Nightly News | July 05, 2012
>>> finally tonight, proof that girl power works. a teenage girl found it distressing that the girls in her ballet class repeatedly complained they were too fat when they were anything but. that eighth grader was inspired to take action and that included going up against a popular magazine she thought might be part of the problem. nbc's mara schiavocampo has our report.
>> reporter: in pitfield, maine 14-year-old julia bloom isn't afraid to step up or to speak out.
>> after i retire from ballet i definitely want to do activist work.
>> reporter: this spring julia started asking her middle school friends what they thought of the glossy, ultra perfect images in teen magazines like "17." she found that many girls were turned off by pictures that were photo shopped and air brushed.
>> these pictures make me feel really bad about myself.
>> reporter: so julia decided to fight back.
>> why don't you back off?

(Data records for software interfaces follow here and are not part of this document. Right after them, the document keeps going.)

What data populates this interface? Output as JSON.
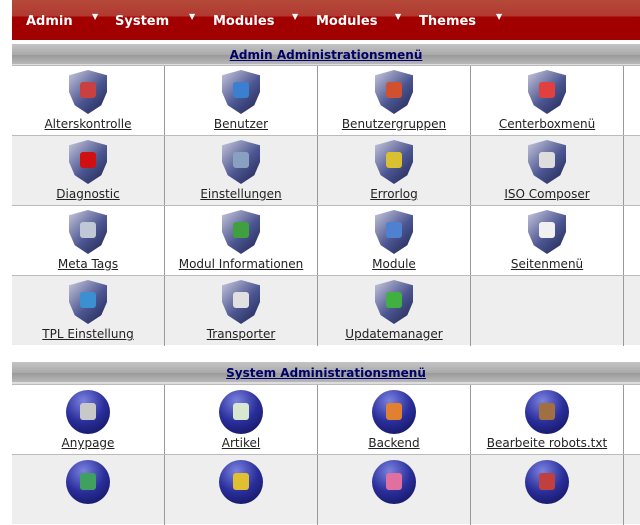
{
  "nav": [
    {
      "label": "Admin"
    },
    {
      "label": "System"
    },
    {
      "label": "Modules"
    },
    {
      "label": "Modules"
    },
    {
      "label": "Themes"
    }
  ],
  "admin": {
    "title": "Admin Administrationsmenü",
    "items": [
      {
        "label": "Alterskontrolle",
        "icon": "age-control-icon",
        "color": "#c84040"
      },
      {
        "label": "Benutzer",
        "icon": "user-icon",
        "color": "#3a7fd0"
      },
      {
        "label": "Benutzergruppen",
        "icon": "user-group-icon",
        "color": "#d05030"
      },
      {
        "label": "Centerboxmenü",
        "icon": "centerbox-icon",
        "color": "#e04040"
      },
      {
        "label": "Diagnostic",
        "icon": "diagnostic-icon",
        "color": "#d01010"
      },
      {
        "label": "Einstellungen",
        "icon": "settings-icon",
        "color": "#8aa0c0"
      },
      {
        "label": "Errorlog",
        "icon": "errorlog-icon",
        "color": "#d8c030"
      },
      {
        "label": "ISO Composer",
        "icon": "cd-icon",
        "color": "#dddddd"
      },
      {
        "label": "Meta Tags",
        "icon": "meta-tags-icon",
        "color": "#c0c8d8"
      },
      {
        "label": "Modul Informationen",
        "icon": "info-icon",
        "color": "#40a040"
      },
      {
        "label": "Module",
        "icon": "module-icon",
        "color": "#5080d0"
      },
      {
        "label": "Seitenmenü",
        "icon": "page-menu-icon",
        "color": "#f0f0f0"
      },
      {
        "label": "TPL Einstellung",
        "icon": "template-icon",
        "color": "#3a90d0"
      },
      {
        "label": "Transporter",
        "icon": "truck-icon",
        "color": "#e0e0e0"
      },
      {
        "label": "Updatemanager",
        "icon": "update-icon",
        "color": "#40b040"
      }
    ]
  },
  "system": {
    "title": "System Administrationsmenü",
    "items": [
      {
        "label": "Anypage",
        "icon": "anypage-icon",
        "color": "#c8c8c8"
      },
      {
        "label": "Artikel",
        "icon": "article-icon",
        "color": "#d8e8d0"
      },
      {
        "label": "Backend",
        "icon": "rss-icon",
        "color": "#e08030"
      },
      {
        "label": "Bearbeite robots.txt",
        "icon": "robot-spider-icon",
        "color": "#a07040"
      },
      {
        "label": "",
        "icon": "system-icon-5",
        "color": "#40a060"
      },
      {
        "label": "",
        "icon": "system-icon-6",
        "color": "#e0c030"
      },
      {
        "label": "",
        "icon": "system-icon-7",
        "color": "#e070a0"
      },
      {
        "label": "",
        "icon": "system-icon-8",
        "color": "#c04040"
      }
    ]
  }
}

>> reporter: she started a video blog and online petition asking "17" magazine to include at least one unaltered photo spread each month, writing, i want to see regular girls that look like me.
>> it shows girls that there are more than one types of beauty.
>> reporter: critics say twle comes to being bombarded with glamorous photos in magazines and ads teenagers are especially vulnerable.
>> they compare themselves to the images they see when they're forming their self-esteem and sense of who they'll be in the world, and it gives them an unrealistic image to live up to.
>> reporter: julia 's crusade struck a nerve with supporters posting their own videos online .
>> it's wrong on so many levels.
>> reporter: and flocking to the petition. 84,000 signatures in all. this month the magazine announced a body image peace treaty . reaffirming its commitment to never change girls' body or face shapes but saying the magazine will continue to retouch minor imperfections like stray hairs and pimples.
>> started as just a petition and i feel like we've grown into a whole movement.
>> reporter: a movement to change what girls see in magazines and in the mirror. mara schiavocampo, nbc news, new york.